• Instructions for the task
Your task is to copy each line of the material below that includes "criteria".

- - -

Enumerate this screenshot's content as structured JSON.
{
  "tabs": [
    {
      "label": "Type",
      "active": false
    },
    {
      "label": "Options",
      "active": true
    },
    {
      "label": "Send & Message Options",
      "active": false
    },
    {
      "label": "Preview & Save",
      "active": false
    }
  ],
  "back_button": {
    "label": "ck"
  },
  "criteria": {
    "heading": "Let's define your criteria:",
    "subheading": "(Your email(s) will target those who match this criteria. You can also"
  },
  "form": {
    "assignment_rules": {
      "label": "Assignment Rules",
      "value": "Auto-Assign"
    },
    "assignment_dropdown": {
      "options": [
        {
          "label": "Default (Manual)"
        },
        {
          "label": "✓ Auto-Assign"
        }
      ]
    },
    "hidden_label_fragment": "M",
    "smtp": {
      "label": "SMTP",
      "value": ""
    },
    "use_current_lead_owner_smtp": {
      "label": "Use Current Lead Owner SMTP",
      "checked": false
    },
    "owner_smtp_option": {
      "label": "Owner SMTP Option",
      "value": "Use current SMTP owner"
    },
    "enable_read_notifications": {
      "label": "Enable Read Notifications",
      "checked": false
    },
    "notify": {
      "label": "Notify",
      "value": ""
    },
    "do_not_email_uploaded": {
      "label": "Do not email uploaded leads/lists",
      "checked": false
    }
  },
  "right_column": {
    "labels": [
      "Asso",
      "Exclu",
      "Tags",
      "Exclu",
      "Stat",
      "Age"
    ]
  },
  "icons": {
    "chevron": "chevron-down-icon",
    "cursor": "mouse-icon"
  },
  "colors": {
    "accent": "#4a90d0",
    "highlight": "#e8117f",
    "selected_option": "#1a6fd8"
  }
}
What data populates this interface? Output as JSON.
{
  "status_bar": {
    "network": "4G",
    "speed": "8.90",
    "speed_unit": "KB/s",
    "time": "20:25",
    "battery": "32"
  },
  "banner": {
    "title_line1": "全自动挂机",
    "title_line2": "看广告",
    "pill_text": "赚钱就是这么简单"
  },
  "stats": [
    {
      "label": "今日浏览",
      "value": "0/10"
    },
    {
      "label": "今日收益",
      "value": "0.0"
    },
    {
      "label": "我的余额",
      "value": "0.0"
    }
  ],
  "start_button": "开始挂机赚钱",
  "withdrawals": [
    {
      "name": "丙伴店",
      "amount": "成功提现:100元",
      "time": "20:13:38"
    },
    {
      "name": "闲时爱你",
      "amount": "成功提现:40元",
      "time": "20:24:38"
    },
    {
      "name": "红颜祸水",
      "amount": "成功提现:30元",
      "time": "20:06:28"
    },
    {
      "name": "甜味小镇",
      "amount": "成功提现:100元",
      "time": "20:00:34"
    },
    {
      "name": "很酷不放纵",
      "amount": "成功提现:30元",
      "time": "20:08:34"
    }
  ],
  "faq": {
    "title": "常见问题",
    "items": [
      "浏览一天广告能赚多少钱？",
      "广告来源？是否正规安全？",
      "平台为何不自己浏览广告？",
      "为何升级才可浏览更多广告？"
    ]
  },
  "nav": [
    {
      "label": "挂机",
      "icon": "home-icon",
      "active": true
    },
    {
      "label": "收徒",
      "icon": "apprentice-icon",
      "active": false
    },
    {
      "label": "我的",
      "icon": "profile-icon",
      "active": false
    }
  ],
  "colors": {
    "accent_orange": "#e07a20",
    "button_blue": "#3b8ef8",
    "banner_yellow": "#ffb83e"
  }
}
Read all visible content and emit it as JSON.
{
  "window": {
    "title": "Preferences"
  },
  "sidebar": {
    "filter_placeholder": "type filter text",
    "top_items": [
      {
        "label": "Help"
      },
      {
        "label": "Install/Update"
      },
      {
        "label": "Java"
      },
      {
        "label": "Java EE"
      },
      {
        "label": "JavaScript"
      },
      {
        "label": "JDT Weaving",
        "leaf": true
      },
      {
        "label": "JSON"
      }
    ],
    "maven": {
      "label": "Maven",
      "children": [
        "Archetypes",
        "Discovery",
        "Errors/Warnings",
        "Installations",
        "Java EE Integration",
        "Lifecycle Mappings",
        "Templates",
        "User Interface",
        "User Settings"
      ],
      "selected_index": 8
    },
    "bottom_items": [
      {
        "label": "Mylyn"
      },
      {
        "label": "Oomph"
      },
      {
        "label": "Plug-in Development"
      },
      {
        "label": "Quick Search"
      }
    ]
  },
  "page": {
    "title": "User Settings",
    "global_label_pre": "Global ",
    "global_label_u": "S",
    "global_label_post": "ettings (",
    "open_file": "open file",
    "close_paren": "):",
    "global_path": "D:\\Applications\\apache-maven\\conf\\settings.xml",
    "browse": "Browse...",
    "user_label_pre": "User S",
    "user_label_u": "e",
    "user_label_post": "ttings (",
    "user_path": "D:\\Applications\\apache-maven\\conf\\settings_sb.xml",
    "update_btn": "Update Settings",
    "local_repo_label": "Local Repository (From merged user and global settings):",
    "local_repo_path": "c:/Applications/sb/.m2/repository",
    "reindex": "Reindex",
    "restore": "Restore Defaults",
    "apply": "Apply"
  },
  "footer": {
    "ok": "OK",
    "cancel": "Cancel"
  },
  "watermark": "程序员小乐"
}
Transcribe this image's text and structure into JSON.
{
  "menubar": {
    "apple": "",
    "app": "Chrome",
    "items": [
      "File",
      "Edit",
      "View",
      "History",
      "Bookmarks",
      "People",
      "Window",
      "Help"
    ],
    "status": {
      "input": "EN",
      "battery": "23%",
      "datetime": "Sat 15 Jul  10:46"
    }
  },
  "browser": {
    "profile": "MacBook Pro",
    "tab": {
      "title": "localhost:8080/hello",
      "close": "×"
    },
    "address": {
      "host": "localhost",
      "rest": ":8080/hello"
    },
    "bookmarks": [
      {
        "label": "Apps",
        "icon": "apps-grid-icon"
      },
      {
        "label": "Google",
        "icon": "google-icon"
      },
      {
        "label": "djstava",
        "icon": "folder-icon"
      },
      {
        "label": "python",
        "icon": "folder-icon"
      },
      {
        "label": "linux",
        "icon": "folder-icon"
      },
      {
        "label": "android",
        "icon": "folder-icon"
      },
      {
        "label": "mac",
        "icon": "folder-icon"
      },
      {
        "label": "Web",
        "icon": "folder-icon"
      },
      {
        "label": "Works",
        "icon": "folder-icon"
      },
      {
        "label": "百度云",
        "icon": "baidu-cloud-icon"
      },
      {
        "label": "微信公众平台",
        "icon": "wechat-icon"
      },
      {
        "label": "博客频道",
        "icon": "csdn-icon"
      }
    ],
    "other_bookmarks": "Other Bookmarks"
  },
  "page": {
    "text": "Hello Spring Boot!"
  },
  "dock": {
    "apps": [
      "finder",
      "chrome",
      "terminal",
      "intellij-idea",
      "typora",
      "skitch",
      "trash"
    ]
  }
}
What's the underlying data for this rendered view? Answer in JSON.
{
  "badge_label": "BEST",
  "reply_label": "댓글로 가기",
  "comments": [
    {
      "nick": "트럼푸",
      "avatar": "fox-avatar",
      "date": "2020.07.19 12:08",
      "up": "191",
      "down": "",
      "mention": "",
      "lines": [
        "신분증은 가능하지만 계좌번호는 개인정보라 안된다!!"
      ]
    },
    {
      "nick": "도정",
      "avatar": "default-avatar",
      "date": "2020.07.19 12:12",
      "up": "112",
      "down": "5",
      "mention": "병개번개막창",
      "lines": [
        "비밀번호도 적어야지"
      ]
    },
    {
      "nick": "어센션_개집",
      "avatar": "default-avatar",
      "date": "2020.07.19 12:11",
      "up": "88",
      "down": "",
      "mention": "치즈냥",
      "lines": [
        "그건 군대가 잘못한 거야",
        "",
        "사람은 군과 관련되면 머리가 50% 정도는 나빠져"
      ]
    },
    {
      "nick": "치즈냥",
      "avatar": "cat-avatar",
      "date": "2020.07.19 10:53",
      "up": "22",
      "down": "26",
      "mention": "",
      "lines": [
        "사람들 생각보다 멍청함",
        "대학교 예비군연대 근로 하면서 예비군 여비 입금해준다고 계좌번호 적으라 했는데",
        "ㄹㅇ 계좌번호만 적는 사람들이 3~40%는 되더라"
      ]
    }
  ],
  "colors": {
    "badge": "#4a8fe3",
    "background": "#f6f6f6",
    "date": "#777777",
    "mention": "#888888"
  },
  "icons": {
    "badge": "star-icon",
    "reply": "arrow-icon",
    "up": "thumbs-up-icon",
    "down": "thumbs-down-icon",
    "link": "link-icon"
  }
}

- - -

• Output below
  "criteria": {
    "heading": "Let's define your criteria:",
    "subheading": "(Your email(s) will target those who match this criteria. You can also"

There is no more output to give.